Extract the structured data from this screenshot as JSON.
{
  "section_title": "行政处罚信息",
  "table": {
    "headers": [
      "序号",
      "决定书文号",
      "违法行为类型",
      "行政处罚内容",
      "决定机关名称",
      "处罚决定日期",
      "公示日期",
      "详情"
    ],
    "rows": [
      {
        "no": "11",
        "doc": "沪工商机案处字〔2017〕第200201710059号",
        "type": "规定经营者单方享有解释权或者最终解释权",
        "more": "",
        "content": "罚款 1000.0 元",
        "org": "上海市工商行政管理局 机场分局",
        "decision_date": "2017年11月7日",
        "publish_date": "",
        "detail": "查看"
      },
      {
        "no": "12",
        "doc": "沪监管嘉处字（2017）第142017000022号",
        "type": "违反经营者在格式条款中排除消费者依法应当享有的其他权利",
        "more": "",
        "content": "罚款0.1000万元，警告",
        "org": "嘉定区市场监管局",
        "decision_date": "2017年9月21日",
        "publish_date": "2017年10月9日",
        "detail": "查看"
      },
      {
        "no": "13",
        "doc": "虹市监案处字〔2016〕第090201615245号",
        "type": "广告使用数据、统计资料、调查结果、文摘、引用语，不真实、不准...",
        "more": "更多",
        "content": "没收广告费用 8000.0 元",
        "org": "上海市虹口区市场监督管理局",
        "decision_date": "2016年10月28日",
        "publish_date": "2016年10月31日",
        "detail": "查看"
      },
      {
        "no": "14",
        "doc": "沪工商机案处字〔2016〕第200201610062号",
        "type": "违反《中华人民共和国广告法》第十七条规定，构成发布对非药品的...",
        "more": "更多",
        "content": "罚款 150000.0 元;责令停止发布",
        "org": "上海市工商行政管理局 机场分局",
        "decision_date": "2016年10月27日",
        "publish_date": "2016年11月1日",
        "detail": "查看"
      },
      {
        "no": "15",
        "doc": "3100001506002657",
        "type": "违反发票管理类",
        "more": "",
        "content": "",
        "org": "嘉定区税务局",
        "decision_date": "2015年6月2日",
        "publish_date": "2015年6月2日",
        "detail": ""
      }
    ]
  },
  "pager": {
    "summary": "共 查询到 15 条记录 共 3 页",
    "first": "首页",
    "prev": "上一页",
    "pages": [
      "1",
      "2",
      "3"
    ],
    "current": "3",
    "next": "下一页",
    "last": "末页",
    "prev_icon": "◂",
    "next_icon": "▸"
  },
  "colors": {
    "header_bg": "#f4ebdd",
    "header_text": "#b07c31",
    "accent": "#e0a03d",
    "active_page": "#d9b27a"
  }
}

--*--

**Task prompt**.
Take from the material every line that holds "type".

**Written solution**.
        "type": "规定经营者单方享有解释权或者最终解释权",
        "type": "违反经营者在格式条款中排除消费者依法应当享有的其他权利",
        "type": "广告使用数据、统计资料、调查结果、文摘、引用语，不真实、不准...",
        "type": "违反《中华人民共和国广告法》第十七条规定，构成发布对非药品的...",
        "type": "违反发票管理类",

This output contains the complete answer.